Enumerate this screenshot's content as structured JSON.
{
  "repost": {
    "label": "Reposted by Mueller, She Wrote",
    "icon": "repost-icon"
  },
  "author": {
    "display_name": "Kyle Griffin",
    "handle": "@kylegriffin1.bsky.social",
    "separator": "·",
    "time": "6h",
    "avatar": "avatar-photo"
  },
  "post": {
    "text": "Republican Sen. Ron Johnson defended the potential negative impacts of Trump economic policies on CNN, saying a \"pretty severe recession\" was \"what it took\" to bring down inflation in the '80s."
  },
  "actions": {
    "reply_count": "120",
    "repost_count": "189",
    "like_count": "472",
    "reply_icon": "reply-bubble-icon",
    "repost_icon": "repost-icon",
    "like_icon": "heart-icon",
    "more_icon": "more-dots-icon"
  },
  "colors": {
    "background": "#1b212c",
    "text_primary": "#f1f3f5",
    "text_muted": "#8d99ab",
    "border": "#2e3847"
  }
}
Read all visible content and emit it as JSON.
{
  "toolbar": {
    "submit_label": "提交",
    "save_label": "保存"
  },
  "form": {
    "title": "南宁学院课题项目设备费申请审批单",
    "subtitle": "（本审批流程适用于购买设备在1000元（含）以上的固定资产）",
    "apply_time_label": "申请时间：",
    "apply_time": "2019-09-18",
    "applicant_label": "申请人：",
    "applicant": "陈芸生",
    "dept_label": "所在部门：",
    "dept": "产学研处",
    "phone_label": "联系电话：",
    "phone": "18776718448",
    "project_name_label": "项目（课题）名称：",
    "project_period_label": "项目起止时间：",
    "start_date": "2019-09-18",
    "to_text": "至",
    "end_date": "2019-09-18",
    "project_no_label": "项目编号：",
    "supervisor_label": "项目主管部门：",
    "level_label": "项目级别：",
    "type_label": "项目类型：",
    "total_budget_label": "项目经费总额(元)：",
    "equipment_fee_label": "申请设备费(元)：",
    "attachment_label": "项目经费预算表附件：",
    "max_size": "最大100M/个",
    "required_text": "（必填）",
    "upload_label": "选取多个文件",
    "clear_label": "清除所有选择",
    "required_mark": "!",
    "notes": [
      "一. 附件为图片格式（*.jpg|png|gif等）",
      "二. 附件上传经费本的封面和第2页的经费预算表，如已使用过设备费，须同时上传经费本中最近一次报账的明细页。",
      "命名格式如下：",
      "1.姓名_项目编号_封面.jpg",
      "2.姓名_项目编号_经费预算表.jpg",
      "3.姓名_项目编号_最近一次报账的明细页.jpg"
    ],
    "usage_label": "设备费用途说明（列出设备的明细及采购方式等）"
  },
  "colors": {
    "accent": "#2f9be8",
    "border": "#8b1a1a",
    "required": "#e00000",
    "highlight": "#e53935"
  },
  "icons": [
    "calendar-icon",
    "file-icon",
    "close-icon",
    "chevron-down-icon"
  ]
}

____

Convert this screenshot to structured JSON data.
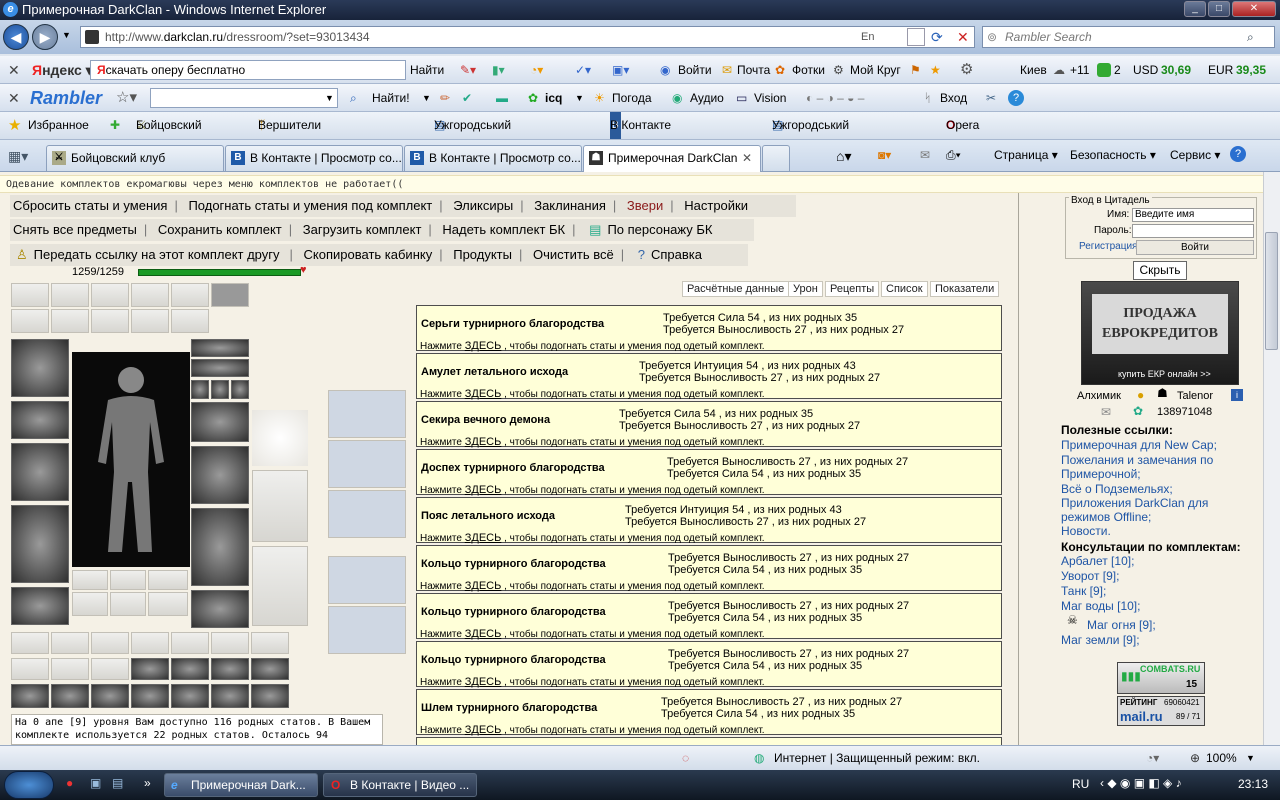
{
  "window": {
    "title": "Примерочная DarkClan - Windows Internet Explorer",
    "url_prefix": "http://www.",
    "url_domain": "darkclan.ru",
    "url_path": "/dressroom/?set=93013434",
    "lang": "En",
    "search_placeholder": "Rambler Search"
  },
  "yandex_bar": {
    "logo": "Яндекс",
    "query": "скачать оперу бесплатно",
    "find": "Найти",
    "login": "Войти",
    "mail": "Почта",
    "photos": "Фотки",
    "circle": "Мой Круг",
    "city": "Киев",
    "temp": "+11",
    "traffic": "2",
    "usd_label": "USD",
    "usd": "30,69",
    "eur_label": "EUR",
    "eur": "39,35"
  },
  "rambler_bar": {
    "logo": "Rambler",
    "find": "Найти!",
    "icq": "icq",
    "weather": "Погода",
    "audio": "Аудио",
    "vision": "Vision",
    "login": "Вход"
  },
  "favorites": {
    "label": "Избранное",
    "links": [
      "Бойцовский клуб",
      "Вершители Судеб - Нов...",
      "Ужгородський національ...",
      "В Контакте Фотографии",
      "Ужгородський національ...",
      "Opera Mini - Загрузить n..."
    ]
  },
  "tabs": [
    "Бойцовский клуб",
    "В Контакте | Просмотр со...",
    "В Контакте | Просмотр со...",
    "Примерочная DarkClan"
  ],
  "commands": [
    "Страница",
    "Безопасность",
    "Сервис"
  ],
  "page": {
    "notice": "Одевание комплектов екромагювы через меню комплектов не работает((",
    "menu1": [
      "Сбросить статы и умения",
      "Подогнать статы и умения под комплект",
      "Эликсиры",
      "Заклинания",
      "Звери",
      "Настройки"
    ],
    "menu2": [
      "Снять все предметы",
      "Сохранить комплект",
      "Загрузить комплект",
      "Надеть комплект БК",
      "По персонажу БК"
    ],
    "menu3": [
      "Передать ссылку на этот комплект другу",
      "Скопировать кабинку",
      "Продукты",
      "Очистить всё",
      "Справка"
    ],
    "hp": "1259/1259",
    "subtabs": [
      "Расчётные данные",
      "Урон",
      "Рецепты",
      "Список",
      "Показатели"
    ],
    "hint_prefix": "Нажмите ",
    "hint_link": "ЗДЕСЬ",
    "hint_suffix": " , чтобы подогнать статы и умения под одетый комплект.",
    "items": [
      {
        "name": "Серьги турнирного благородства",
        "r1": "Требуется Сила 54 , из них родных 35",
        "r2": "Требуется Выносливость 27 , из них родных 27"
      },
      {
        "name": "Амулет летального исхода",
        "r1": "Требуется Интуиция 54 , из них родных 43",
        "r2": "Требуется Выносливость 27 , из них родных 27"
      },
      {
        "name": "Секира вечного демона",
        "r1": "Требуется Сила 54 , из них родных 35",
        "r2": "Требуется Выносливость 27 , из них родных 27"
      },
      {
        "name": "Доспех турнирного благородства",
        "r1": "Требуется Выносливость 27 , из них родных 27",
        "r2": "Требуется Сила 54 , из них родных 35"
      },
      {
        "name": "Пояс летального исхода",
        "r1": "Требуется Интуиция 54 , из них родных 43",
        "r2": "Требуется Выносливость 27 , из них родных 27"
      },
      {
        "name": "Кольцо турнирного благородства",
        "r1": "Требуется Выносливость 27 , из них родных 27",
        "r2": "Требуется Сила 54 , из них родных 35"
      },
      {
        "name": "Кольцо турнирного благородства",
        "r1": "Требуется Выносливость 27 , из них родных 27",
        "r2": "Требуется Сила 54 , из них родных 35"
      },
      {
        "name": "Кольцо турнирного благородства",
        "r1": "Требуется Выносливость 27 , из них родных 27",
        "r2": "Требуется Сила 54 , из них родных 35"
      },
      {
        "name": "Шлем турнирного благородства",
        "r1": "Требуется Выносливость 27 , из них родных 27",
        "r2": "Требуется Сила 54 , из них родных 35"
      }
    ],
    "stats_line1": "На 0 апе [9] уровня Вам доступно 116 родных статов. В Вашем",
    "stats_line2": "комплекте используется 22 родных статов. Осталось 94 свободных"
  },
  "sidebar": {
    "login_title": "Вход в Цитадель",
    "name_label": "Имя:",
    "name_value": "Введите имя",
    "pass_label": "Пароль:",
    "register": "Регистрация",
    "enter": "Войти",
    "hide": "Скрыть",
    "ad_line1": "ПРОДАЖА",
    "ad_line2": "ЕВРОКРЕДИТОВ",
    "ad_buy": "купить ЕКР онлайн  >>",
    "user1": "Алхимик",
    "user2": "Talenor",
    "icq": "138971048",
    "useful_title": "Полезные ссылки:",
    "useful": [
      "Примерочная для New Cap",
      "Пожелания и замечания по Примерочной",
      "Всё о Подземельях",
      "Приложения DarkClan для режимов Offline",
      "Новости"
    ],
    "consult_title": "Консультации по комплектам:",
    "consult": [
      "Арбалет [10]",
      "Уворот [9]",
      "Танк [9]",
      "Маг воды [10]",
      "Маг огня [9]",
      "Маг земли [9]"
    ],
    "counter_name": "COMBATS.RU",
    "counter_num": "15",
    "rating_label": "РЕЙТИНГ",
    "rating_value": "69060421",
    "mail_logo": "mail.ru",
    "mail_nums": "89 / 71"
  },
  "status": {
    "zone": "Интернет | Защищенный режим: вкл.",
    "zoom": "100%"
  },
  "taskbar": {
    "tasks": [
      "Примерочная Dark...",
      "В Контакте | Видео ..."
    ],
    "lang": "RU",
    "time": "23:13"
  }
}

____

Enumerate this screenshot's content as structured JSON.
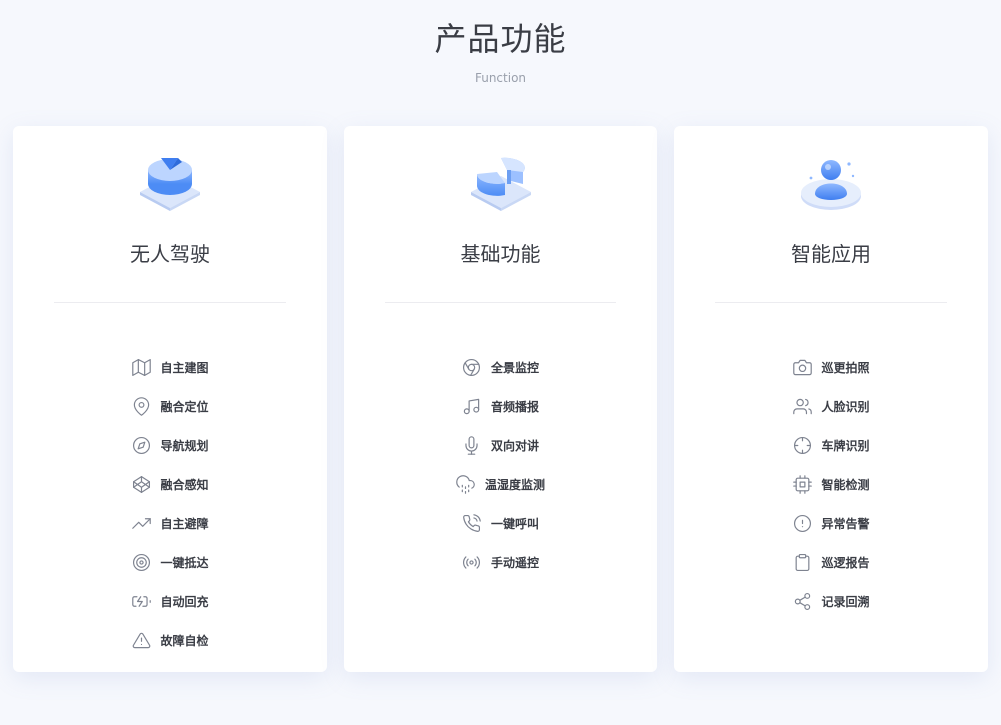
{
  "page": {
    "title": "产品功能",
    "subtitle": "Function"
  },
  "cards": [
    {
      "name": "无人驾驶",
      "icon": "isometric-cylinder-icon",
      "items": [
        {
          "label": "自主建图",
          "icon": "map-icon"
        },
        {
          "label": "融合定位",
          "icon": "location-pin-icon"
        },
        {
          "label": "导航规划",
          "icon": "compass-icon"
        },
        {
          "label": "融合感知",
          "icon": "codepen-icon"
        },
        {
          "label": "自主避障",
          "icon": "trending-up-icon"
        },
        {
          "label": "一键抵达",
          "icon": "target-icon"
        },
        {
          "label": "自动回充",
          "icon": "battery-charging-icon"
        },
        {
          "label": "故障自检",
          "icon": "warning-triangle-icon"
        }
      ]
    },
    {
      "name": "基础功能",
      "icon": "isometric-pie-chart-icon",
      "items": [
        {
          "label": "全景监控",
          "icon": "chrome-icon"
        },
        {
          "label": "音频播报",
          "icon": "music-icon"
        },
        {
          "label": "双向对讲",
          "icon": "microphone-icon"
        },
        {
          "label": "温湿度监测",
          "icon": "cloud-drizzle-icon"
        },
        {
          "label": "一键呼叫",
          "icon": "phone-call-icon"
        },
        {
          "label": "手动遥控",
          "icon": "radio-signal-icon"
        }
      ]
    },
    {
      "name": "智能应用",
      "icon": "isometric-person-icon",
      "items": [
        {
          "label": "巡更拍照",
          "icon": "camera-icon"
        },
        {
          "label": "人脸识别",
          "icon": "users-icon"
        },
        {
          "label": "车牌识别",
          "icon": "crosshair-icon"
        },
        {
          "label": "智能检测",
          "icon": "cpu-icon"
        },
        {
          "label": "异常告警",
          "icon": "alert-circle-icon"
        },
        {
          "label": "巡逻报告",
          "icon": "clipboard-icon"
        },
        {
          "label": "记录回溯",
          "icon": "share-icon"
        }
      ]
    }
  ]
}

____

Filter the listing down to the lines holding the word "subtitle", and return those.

Task answer:
    "subtitle": "（本审批流程适用于购买设备在1000元（含）以上的固定资产）",
    "subtitle": "Function"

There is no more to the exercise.